William III (reigned 1689 –1702), also known as William of Orange, was a native Dutch speaker when he came to the English throne.
New York City was briefly renamed New Orange after William in 1673 when the Dutch recaptured the city. It had been renamed New York by the British settlers in 1665.
The Hanoverians, George I and II (1714–1760) were Britain’s first German speaking monarchs.
George I and George II were both born in Germany and came to England in 1714 when George I succeeded Anne. George I was 54 at the time and never bothered to master English. He spoke to his ministers and advisors in French.
George II did learn English, although German remained his native language.
George III (reigned 1760-1820)
was the first Hanoverian king to be born in Britain and spoke English as his native language/ Despite his long life, he never visited Hanover.
Family letters show that he could read and write in both English and German by the age of eight. He also studied French and Latin.
In his accession speech to Parliament, George proclaimed: “Born and educated in this country, I glory in the name of Britain”. George inserted this phrase into the speech to demonstrate his desire to distance himself from his German forebears, who were perceived as caring more for Hanover than for Britain.

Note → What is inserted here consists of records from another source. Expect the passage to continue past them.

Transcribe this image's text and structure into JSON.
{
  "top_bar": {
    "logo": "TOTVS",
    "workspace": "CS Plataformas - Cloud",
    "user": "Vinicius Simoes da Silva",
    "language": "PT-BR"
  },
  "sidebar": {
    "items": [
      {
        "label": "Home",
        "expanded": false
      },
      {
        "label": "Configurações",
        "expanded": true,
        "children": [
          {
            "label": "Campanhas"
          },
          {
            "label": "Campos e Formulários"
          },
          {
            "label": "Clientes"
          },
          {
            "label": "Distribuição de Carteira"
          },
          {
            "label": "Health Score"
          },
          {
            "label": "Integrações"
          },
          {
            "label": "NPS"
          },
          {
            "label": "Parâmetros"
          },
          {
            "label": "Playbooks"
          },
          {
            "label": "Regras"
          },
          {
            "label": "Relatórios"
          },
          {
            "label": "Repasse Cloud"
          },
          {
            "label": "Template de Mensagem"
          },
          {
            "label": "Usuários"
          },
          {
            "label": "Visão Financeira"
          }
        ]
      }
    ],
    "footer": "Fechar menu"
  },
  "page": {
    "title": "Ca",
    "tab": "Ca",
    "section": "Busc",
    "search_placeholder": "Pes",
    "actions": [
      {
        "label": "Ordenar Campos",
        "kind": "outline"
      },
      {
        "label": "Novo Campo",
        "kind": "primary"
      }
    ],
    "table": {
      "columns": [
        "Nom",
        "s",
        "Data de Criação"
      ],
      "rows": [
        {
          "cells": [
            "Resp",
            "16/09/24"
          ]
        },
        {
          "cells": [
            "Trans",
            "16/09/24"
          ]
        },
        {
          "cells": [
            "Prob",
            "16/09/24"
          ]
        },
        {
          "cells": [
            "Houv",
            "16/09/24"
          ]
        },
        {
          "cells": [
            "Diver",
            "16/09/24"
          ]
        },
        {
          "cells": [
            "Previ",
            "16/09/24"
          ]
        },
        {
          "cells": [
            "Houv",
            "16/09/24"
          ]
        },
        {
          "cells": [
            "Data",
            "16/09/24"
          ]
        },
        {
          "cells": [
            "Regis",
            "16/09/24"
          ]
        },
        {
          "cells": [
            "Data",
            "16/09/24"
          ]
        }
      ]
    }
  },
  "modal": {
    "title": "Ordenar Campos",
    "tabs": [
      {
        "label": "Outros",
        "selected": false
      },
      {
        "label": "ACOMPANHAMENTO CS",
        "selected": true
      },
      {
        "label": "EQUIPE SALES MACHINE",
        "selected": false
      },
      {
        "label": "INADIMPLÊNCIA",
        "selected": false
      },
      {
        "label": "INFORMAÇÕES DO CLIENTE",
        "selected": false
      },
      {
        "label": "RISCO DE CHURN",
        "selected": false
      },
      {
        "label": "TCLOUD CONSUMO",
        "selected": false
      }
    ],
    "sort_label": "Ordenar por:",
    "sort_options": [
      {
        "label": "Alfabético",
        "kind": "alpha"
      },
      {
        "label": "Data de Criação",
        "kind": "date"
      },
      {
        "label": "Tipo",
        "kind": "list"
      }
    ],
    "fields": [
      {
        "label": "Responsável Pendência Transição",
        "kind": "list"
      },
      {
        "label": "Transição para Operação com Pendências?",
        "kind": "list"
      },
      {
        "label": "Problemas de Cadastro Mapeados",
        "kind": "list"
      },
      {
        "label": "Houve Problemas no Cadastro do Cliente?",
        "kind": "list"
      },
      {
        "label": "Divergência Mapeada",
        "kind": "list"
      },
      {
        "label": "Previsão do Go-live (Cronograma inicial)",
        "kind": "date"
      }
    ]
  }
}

Queen Victoria (reigned 1837 – 1901)
As a child Victoria was tutored in French, German, Italian, and Latin, but she spoke only English at home. Her mother, her tutors and later her husband, Prince Albert, were German, so she spoke German regularly in her early life and fluently throughout her marriage – alongside fluent English.
After Albert’s death there seems to be no record of her using German except for formal occasions that would call for it (such as receiving a German ambassador).